By Mahmoud Makki, partner, Ramzi Madi and Tarek Matar, principals, with Strategy& Middle East, part of the PwC network
The GCC region is experiencing the dual economic shock of the COVID-19 pandemic and plummeting oil prices. However, despite the many challenges arising from the crisis, the telecom industry has experienced an upsurge in demand for connectivity. Beyond the dual economic shock, telecom operators must move quickly to build a sustainable strategy and take advantage of what is likely to be a continuing acceleration of digital activity.
The crisis has weakened demand across multiple sectors and disrupted supply chains. In the GCC, its effects have been exacerbated by oil prices hitting their lowest levels in decades. If the oil price remains at around $20 per barrel for the rest of the year, the region’s GDP could experience a severe contraction.
During the lockdown, however, people have been relying on the telecom sector to communicate, consume content, and perform online transactions. GCC operators have already experienced a boom in connectivity demand from consumers who need greater bandwidth, and from enterprises expanding their use of virtual private networks and remote working solutions. There has also been a major increase in digital channel adoption, and a reduction in customer churn.
Notwithstanding these positive developments, the dual economic shock has created significant challenges for GCC operators. There has been a significant decline in sales due to closure of stores, upheaval to call center operations, a broken supply chain for devices, regulator-imposed free data and calls, struggling customers and distributors, network congestion, and lower quality of service.
To date, GCC operators have responded to these challenges with immediate tactical measures. For example, Saudi Telecom Company has introduced aggressive discounts and promotions to stimulate demand and compensate for a sales slowdown. It has also increased its focus on digital sales and deliveries. du is repurposing retail outlets to support critical activities, for example as call centers or delivery warehouses. du is improving and promoting its digital customer care to alleviate the burden on call centers.
Aside from these responses, GCC operators must consider the big picture, devising a comprehensive set of actions to minimize disruption in the short term, and build the relevant capabilities to capitalize on growing digitization over the longer term.
Operators first need to act to protect their existing subscriber base through in-depth analytics of customer usage and behavior, followed by targeted offers. This action is particularly urgent because operators lost significant income when many expatriate customers left the country at the onset of the pandemic.
With regard to operations, they must secure additional spectrum and the capacity to handle increases in network traffic. Operators should also safeguard their short-term cash position and develop remote operations management capabilities appropriate for the current economic disruption. This would include getting the most from their resources, reorganizing teams and optimizing their operating model. From a financial perspective, operators should maintain only essential investments to keep the business running, while increasing capacity and minimizing congestion.
At the same time, operators need to mitigate any disruption. They should launch promotions and publicity campaigns to attract customers and raise awareness of digital subscriptions and upgrades. More importantly, operators should expand their digital channels to serve customers seamlessly. This entails revamping their website and self-service applications by adding functionalities, payment methods and expanding delivery services.

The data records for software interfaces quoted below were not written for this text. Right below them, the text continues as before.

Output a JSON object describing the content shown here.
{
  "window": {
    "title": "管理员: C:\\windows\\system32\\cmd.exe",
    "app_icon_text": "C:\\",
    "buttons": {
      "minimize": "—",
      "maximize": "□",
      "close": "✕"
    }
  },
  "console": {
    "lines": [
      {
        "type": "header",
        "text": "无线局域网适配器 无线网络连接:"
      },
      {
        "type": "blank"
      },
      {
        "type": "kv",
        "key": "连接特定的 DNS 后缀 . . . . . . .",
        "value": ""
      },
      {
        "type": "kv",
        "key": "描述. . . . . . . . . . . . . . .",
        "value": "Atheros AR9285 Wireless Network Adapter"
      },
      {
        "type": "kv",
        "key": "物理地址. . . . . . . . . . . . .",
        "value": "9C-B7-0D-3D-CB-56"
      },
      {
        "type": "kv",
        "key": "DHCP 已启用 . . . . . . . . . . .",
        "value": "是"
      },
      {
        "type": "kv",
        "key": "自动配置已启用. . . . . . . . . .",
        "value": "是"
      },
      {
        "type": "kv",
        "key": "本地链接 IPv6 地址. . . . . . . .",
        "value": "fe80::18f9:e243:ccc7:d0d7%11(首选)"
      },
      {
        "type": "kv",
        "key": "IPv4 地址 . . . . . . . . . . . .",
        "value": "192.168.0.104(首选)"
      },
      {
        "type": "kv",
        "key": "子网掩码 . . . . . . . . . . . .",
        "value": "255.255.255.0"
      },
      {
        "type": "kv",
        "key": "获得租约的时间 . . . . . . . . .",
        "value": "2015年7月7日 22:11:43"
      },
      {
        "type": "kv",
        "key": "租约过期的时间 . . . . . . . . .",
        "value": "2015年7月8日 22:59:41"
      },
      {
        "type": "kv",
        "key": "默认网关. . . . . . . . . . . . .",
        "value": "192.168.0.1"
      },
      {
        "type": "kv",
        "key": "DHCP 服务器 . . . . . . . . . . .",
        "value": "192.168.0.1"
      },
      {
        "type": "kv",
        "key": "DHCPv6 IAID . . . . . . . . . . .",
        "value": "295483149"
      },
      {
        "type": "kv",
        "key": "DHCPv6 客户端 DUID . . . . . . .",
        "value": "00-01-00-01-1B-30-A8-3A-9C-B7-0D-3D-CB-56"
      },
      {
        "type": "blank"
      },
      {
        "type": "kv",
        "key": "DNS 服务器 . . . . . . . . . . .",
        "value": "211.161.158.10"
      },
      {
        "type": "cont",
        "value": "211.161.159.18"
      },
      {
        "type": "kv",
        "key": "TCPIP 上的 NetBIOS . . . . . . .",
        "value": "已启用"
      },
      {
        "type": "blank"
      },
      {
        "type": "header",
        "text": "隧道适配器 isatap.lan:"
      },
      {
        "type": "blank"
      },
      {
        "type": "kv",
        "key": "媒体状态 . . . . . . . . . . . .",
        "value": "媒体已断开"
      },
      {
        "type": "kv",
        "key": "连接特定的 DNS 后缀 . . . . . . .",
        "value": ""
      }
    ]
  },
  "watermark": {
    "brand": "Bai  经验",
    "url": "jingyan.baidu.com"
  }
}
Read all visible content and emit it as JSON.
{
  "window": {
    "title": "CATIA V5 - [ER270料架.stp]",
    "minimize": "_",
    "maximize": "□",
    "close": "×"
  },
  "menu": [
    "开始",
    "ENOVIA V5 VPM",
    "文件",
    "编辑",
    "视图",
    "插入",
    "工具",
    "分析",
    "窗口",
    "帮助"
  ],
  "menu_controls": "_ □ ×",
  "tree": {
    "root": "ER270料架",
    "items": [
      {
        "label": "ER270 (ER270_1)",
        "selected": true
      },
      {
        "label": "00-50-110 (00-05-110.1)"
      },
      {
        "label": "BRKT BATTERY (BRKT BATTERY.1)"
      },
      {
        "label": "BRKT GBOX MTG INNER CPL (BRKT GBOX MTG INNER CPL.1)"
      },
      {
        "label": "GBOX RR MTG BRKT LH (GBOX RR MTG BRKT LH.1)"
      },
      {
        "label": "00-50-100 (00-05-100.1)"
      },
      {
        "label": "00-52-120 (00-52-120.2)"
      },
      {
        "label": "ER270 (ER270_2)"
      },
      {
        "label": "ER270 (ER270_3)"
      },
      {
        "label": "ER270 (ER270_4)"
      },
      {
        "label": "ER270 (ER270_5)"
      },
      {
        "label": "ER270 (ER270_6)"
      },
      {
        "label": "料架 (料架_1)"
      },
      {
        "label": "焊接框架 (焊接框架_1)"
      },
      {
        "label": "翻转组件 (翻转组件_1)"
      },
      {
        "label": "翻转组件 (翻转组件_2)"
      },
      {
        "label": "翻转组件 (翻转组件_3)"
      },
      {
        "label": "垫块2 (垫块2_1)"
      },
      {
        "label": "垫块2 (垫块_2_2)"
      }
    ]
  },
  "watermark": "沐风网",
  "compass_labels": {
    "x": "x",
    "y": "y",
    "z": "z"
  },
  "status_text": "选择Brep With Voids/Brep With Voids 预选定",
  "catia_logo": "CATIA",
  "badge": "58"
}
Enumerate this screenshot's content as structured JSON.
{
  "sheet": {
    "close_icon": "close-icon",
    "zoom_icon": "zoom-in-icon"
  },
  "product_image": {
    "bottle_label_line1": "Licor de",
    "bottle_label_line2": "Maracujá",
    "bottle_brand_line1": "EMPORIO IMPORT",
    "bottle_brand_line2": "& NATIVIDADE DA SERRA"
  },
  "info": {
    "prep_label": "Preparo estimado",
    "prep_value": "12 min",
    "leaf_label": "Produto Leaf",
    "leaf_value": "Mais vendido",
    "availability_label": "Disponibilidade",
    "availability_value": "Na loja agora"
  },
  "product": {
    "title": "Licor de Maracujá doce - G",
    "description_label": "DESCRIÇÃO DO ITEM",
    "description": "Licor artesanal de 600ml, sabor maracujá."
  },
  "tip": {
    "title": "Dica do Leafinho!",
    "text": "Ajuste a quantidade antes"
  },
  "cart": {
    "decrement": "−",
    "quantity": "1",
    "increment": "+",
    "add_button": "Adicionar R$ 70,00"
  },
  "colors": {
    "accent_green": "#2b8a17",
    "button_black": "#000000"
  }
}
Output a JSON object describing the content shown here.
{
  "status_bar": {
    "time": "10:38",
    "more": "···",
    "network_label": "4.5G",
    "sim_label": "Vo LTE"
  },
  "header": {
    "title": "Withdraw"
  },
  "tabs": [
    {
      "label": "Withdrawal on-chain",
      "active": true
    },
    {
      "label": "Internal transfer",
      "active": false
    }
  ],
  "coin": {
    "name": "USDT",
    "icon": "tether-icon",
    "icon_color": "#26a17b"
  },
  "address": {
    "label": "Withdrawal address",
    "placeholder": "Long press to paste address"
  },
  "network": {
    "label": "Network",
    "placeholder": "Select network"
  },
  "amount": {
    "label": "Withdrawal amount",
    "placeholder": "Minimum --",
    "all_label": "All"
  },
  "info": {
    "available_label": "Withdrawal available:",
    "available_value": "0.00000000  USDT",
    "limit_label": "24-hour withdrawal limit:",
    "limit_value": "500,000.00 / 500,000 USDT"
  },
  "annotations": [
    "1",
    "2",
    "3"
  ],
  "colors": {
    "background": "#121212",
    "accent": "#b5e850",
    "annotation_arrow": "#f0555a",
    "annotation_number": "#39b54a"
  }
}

Once stability is secured, operators must seize opportunities. The rapid growth of digitization, which many anticipated for coming years, has arrived. To respond to this sudden change in circumstances, GCC operators need a three-pronged strategy.
First, they need to accelerate digitization of their core business fully to meet customer expectations in a highly digital world. This involves portfolio simplification and innovation, revamping digital journeys and channels, and enhancing digital platforms and application program interfaces.
Second, operators must build vertical capabilities to enable the digitization of other sectors, such as data centers and IT services. They should also develop capabilities to provide differentiated digital solutions for traditional sectors, such as education and healthcare, which will continue their digitization after the recovery begins.
Third, operators should assess their contribution in driving growth of emerging technologies, such as blockchain, drones, connected cars and artificial intelligence, which are rapidly becoming mainstream and proliferating. Telecom operators can play a major role in providing the critical connectivity for these technologies. They can also act as a driving force of the platform economy by exploiting strengths such as infrastructure, applications and customer insights.
By taking decisive steps now, telecom operators can prepare for the recovery and maintain their long-term growth agenda. They can lay the foundations to lead the digital future and help other sectors to thrive.